[Excerpts from an interface dataset]
################

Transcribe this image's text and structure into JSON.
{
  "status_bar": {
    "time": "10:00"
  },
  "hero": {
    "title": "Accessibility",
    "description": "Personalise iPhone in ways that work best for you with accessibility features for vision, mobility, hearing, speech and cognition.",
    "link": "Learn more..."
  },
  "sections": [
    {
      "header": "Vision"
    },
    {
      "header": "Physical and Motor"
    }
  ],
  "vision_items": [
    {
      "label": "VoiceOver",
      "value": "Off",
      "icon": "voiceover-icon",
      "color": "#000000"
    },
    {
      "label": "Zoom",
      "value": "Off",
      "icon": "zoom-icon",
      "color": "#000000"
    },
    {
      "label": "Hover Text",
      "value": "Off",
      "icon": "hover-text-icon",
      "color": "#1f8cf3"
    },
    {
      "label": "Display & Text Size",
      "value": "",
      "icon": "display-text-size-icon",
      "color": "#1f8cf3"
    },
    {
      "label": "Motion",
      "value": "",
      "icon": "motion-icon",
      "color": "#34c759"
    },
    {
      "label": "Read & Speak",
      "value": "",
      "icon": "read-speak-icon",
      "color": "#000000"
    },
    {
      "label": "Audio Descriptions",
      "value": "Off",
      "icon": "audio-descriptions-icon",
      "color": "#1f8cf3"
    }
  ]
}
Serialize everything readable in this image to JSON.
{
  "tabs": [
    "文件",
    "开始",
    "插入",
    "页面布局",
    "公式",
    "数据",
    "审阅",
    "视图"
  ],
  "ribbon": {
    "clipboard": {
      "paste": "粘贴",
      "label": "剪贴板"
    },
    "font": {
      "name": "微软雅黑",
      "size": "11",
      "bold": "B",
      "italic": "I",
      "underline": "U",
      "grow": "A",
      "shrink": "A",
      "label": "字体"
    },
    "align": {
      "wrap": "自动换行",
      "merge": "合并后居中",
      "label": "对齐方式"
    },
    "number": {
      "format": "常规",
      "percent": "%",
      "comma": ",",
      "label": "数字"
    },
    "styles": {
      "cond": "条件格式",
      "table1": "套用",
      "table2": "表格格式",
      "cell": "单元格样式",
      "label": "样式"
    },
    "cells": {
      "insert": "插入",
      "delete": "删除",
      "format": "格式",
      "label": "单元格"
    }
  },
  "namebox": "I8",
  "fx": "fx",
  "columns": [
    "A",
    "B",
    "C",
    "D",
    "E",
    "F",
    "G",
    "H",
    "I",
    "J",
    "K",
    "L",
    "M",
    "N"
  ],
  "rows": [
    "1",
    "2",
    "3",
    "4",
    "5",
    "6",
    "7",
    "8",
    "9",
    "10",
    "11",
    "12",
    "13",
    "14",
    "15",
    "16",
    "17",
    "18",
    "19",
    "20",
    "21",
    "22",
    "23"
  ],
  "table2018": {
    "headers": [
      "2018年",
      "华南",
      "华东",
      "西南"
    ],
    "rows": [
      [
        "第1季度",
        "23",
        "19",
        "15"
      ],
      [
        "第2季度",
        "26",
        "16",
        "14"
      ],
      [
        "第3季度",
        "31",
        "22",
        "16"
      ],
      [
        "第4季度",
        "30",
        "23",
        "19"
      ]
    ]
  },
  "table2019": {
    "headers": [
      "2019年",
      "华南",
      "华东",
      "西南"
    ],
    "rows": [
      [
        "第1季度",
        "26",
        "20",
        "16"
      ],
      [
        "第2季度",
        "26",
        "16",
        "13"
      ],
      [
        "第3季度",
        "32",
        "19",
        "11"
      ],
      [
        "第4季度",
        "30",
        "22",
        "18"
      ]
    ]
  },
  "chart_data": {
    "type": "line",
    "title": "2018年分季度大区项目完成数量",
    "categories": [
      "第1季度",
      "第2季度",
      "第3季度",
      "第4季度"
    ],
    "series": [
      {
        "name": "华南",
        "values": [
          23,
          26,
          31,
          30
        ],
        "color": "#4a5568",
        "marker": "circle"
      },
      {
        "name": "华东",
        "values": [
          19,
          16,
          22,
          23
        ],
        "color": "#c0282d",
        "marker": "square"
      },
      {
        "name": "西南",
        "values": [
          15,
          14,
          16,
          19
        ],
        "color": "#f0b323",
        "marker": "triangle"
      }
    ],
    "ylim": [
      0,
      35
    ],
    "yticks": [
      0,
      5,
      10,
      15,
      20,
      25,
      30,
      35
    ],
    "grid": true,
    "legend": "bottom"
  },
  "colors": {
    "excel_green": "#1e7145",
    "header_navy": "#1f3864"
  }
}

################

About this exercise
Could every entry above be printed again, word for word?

Solution for this problem
Transcribe this image's text and structure into JSON.
{
  "status_bar": {
    "time": "10:00"
  },
  "hero": {
    "title": "Accessibility",
    "description": "Personalise iPhone in ways that work best for you with accessibility features for vision, mobility, hearing, speech and cognition.",
    "link": "Learn more..."
  },
  "sections": [
    {
      "header": "Vision"
    },
    {
      "header": "Physical and Motor"
    }
  ],
  "vision_items": [
    {
      "label": "VoiceOver",
      "value": "Off",
      "icon": "voiceover-icon",
      "color": "#000000"
    },
    {
      "label": "Zoom",
      "value": "Off",
      "icon": "zoom-icon",
      "color": "#000000"
    },
    {
      "label": "Hover Text",
      "value": "Off",
      "icon": "hover-text-icon",
      "color": "#1f8cf3"
    },
    {
      "label": "Display & Text Size",
      "value": "",
      "icon": "display-text-size-icon",
      "color": "#1f8cf3"
    },
    {
      "label": "Motion",
      "value": "",
      "icon": "motion-icon",
      "color": "#34c759"
    },
    {
      "label": "Read & Speak",
      "value": "",
      "icon": "read-speak-icon",
      "color": "#000000"
    },
    {
      "label": "Audio Descriptions",
      "value": "Off",
      "icon": "audio-descriptions-icon",
      "color": "#1f8cf3"
    }
  ]
}
Serialize everything readable in this image to JSON.
{
  "tabs": [
    "文件",
    "开始",
    "插入",
    "页面布局",
    "公式",
    "数据",
    "审阅",
    "视图"
  ],
  "ribbon": {
    "clipboard": {
      "paste": "粘贴",
      "label": "剪贴板"
    },
    "font": {
      "name": "微软雅黑",
      "size": "11",
      "bold": "B",
      "italic": "I",
      "underline": "U",
      "grow": "A",
      "shrink": "A",
      "label": "字体"
    },
    "align": {
      "wrap": "自动换行",
      "merge": "合并后居中",
      "label": "对齐方式"
    },
    "number": {
      "format": "常规",
      "percent": "%",
      "comma": ",",
      "label": "数字"
    },
    "styles": {
      "cond": "条件格式",
      "table1": "套用",
      "table2": "表格格式",
      "cell": "单元格样式",
      "label": "样式"
    },
    "cells": {
      "insert": "插入",
      "delete": "删除",
      "format": "格式",
      "label": "单元格"
    }
  },
  "namebox": "I8",
  "fx": "fx",
  "columns": [
    "A",
    "B",
    "C",
    "D",
    "E",
    "F",
    "G",
    "H",
    "I",
    "J",
    "K",
    "L",
    "M",
    "N"
  ],
  "rows": [
    "1",
    "2",
    "3",
    "4",
    "5",
    "6",
    "7",
    "8",
    "9",
    "10",
    "11",
    "12",
    "13",
    "14",
    "15",
    "16",
    "17",
    "18",
    "19",
    "20",
    "21",
    "22",
    "23"
  ],
  "table2018": {
    "headers": [
      "2018年",
      "华南",
      "华东",
      "西南"
    ],
    "rows": [
      [
        "第1季度",
        "23",
        "19",
        "15"
      ],
      [
        "第2季度",
        "26",
        "16",
        "14"
      ],
      [
        "第3季度",
        "31",
        "22",
        "16"
      ],
      [
        "第4季度",
        "30",
        "23",
        "19"
      ]
    ]
  },
  "table2019": {
    "headers": [
      "2019年",
      "华南",
      "华东",
      "西南"
    ],
    "rows": [
      [
        "第1季度",
        "26",
        "20",
        "16"
      ],
      [
        "第2季度",
        "26",
        "16",
        "13"
      ],
      [
        "第3季度",
        "32",
        "19",
        "11"
      ],
      [
        "第4季度",
        "30",
        "22",
        "18"
      ]
    ]
  },
  "chart_data": {
    "type": "line",
    "title": "2018年分季度大区项目完成数量",
    "categories": [
      "第1季度",
      "第2季度",
      "第3季度",
      "第4季度"
    ],
    "series": [
      {
        "name": "华南",
        "values": [
          23,
          26,
          31,
          30
        ],
        "color": "#4a5568",
        "marker": "circle"
      },
      {
        "name": "华东",
        "values": [
          19,
          16,
          22,
          23
        ],
        "color": "#c0282d",
        "marker": "square"
      },
      {
        "name": "西南",
        "values": [
          15,
          14,
          16,
          19
        ],
        "color": "#f0b323",
        "marker": "triangle"
      }
    ],
    "ylim": [
      0,
      35
    ],
    "yticks": [
      0,
      5,
      10,
      15,
      20,
      25,
      30,
      35
    ],
    "grid": true,
    "legend": "bottom"
  },
  "colors": {
    "excel_green": "#1e7145",
    "header_navy": "#1f3864"
  }
}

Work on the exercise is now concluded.